They beat 4 other consortia shortlisted by MASEN out of 7 applicants for the tender to win Noor Midelt I. These were led by ACWA Power, Engie, Innogy and JGC (see Morocco Shortlists Five Consortia For Noor I).
Under the umbrella of Noor Solar, Morocco is planning to have a minimum capacity of 2 GW by 2020 to be located in Ouarzazate, Laayoune, Boujdour and Midelt. Phase I of Noor Midelt or Noor Midelt I is expected to have 150 MW to 190 MW of concentrated solar thermal (CSP) capacity with a minimum of 5 hours of thermal storage while the PV component will be around 150 MW to 210 MW for each of the projects. It is expected to cost MAD 7.57 billion ($781.5 million).

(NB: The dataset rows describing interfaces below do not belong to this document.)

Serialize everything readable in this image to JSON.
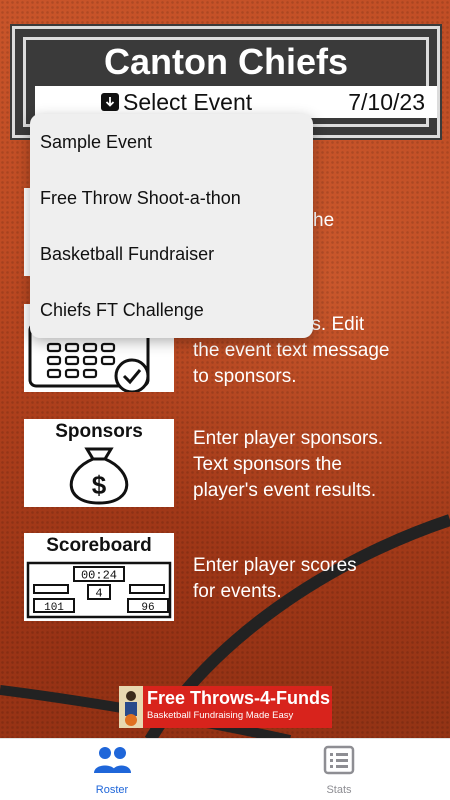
{
  "app": {
    "title": "Canton Chiefs",
    "select_event_label": "Select Event",
    "date": "7/10/23"
  },
  "dropdown": {
    "items": [
      {
        "label": "Sample Event"
      },
      {
        "label": "Free Throw Shoot-a-thon"
      },
      {
        "label": "Basketball Fundraiser"
      },
      {
        "label": "Chiefs FT Challenge"
      }
    ]
  },
  "features": [
    {
      "icon": "roster-icon",
      "title": "",
      "desc_line1": "it the"
    },
    {
      "icon": "calendar-icon",
      "title": "",
      "desc_line1": "ents. Edit",
      "desc_line2": "the event text message",
      "desc_line3": "to sponsors."
    },
    {
      "icon": "money-bag-icon",
      "title": "Sponsors",
      "desc_line1": "Enter player sponsors.",
      "desc_line2": "Text sponsors the",
      "desc_line3": "player's event results."
    },
    {
      "icon": "scoreboard-icon",
      "title": "Scoreboard",
      "desc_line1": "Enter player scores",
      "desc_line2": "for events.",
      "clock": "00:24",
      "period": "4",
      "home": "101",
      "away": "96"
    }
  ],
  "banner": {
    "title": "Free Throws-4-Funds",
    "subtitle": "Basketball Fundraising Made Easy"
  },
  "tabs": [
    {
      "label": "Roster",
      "active": true,
      "color": "#1f66d9"
    },
    {
      "label": "Stats",
      "active": false,
      "color": "#8e8e93"
    }
  ]
}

The project is funded by the European Investment Bank (EIB), French Development Agency, European Commission, the World Bank, and African Development Fund and the Clean Technology Fund (see $50m Loan For Morocco’s Hybrid Solar Projects).
According to Reuters, Morocco had installed 700 MW of solar power capacity at the end of 2018. It aims to have 52% share of renewables in its total energy mix by 2030.
German Solar Association BSW-Solar and Becquerel Institute’s Solarize Africa study pegs 30 GW solar potential for Africa by 2030 for which it analysed 10 African nations, including Morocco (see Africa Can Install 30 GW Solar By 2030).